Exercise goal
Retype all of the data word for word, without pictures.

** Opening Available records block **

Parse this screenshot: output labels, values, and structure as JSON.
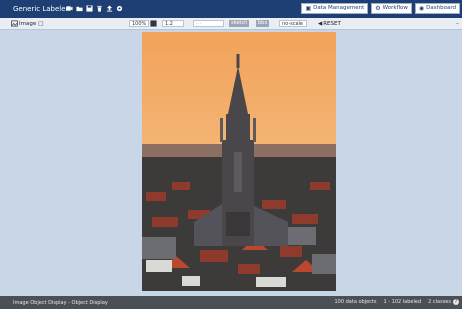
{
  "header": {
    "title": "Generic Labeler",
    "nav": [
      {
        "label": "Data Management",
        "icon": "database-icon"
      },
      {
        "label": "Workflow",
        "icon": "gear-icon"
      },
      {
        "label": "Dashboard",
        "icon": "dashboard-icon"
      }
    ]
  },
  "toolbar": {
    "image_label": "Image",
    "zoom_value": "1.2",
    "select_chip": "sketch",
    "select_chip2": "bbx",
    "resize_value": "no-scale",
    "reset_label": "RESET"
  },
  "status": {
    "left": "Image Object Display - Object Display",
    "objects": "100 data objects",
    "labeled": "1 - 102 labeled",
    "selected": "2 classes"
  }
}
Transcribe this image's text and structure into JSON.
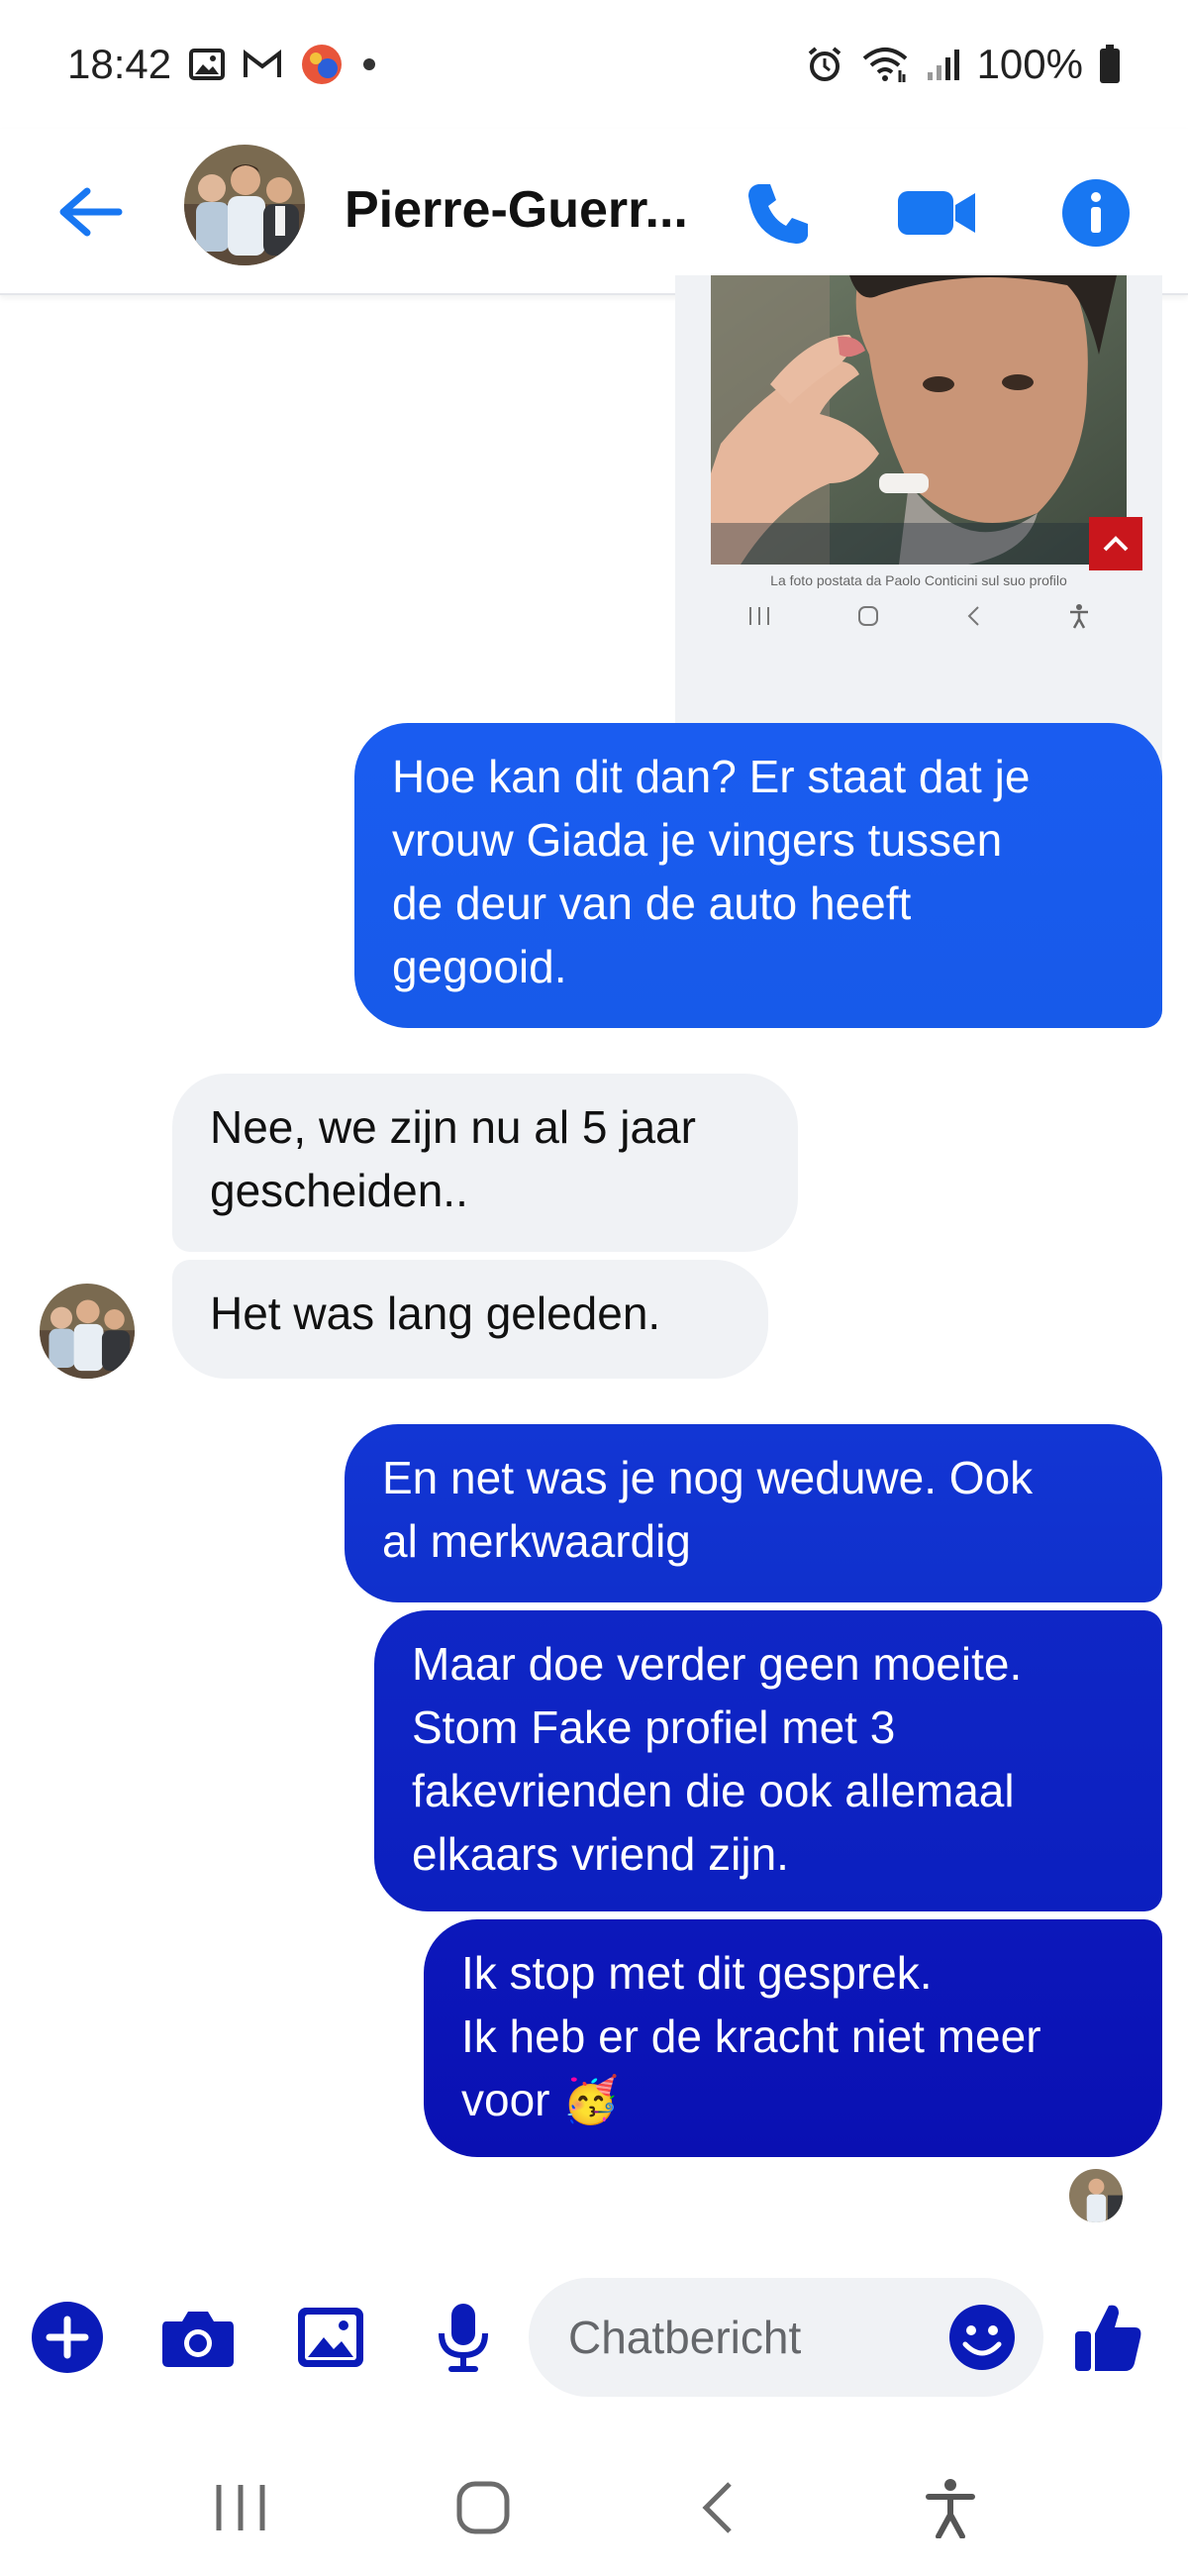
{
  "status_bar": {
    "time": "18:42",
    "battery": "100%",
    "icons_left": [
      "gallery-icon",
      "gmail-icon",
      "app-badge-icon",
      "dot-icon"
    ],
    "icons_right": [
      "alarm-icon",
      "wifi-icon",
      "signal-icon",
      "battery-icon"
    ]
  },
  "header": {
    "contact_name": "Pierre-Guerr...",
    "accent_color": "#1877f2",
    "buttons": [
      "back-arrow-icon",
      "phone-icon",
      "video-camera-icon",
      "info-icon"
    ]
  },
  "shared_image": {
    "caption": "La foto postata da Paolo Conticini sul suo profilo"
  },
  "messages": [
    {
      "direction": "outgoing",
      "text": "Hoe kan dit dan? Er staat dat je\nvrouw Giada je vingers tussen\nde deur van de auto heeft\ngegooid."
    },
    {
      "direction": "incoming",
      "text": "Nee, we zijn nu al 5 jaar\ngescheiden.."
    },
    {
      "direction": "incoming",
      "text": "Het was lang geleden."
    },
    {
      "direction": "outgoing",
      "text": "En net was je nog weduwe. Ook\nal merkwaardig"
    },
    {
      "direction": "outgoing",
      "text": "Maar doe verder geen moeite.\nStom Fake profiel met 3\nfakevrienden die ook allemaal\nelkaars vriend zijn."
    },
    {
      "direction": "outgoing",
      "text": "Ik stop met dit gesprek.\nIk heb er de kracht niet meer\nvoor 🥳"
    }
  ],
  "composer": {
    "placeholder": "Chatbericht",
    "buttons": [
      "plus-icon",
      "camera-icon",
      "gallery-icon",
      "microphone-icon",
      "emoji-icon",
      "thumbs-up-icon"
    ],
    "icon_color": "#0a1bb8"
  },
  "colors": {
    "outgoing_gradient_top": "#1a5cf0",
    "outgoing_gradient_bottom": "#0d0fb0",
    "incoming_bg": "#f0f2f5"
  }
}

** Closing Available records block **

Solution to the exercise
Parse this screenshot: output labels, values, and structure as JSON.
{
  "header": {
    "title": "Generic Labeler",
    "nav": [
      {
        "label": "Data Management",
        "icon": "database-icon"
      },
      {
        "label": "Workflow",
        "icon": "gear-icon"
      },
      {
        "label": "Dashboard",
        "icon": "dashboard-icon"
      }
    ]
  },
  "toolbar": {
    "image_label": "Image",
    "zoom_value": "1.2",
    "select_chip": "sketch",
    "select_chip2": "bbx",
    "resize_value": "no-scale",
    "reset_label": "RESET"
  },
  "status": {
    "left": "Image Object Display - Object Display",
    "objects": "100 data objects",
    "labeled": "1 - 102 labeled",
    "selected": "2 classes"
  }
}
Transcribe this image's text and structure into JSON.
{
  "status_bar": {
    "time": "18:42",
    "battery": "100%",
    "icons_left": [
      "gallery-icon",
      "gmail-icon",
      "app-badge-icon",
      "dot-icon"
    ],
    "icons_right": [
      "alarm-icon",
      "wifi-icon",
      "signal-icon",
      "battery-icon"
    ]
  },
  "header": {
    "contact_name": "Pierre-Guerr...",
    "accent_color": "#1877f2",
    "buttons": [
      "back-arrow-icon",
      "phone-icon",
      "video-camera-icon",
      "info-icon"
    ]
  },
  "shared_image": {
    "caption": "La foto postata da Paolo Conticini sul suo profilo"
  },
  "messages": [
    {
      "direction": "outgoing",
      "text": "Hoe kan dit dan? Er staat dat je\nvrouw Giada je vingers tussen\nde deur van de auto heeft\ngegooid."
    },
    {
      "direction": "incoming",
      "text": "Nee, we zijn nu al 5 jaar\ngescheiden.."
    },
    {
      "direction": "incoming",
      "text": "Het was lang geleden."
    },
    {
      "direction": "outgoing",
      "text": "En net was je nog weduwe. Ook\nal merkwaardig"
    },
    {
      "direction": "outgoing",
      "text": "Maar doe verder geen moeite.\nStom Fake profiel met 3\nfakevrienden die ook allemaal\nelkaars vriend zijn."
    },
    {
      "direction": "outgoing",
      "text": "Ik stop met dit gesprek.\nIk heb er de kracht niet meer\nvoor 🥳"
    }
  ],
  "composer": {
    "placeholder": "Chatbericht",
    "buttons": [
      "plus-icon",
      "camera-icon",
      "gallery-icon",
      "microphone-icon",
      "emoji-icon",
      "thumbs-up-icon"
    ],
    "icon_color": "#0a1bb8"
  },
  "colors": {
    "outgoing_gradient_top": "#1a5cf0",
    "outgoing_gradient_bottom": "#0d0fb0",
    "incoming_bg": "#f0f2f5"
  }
}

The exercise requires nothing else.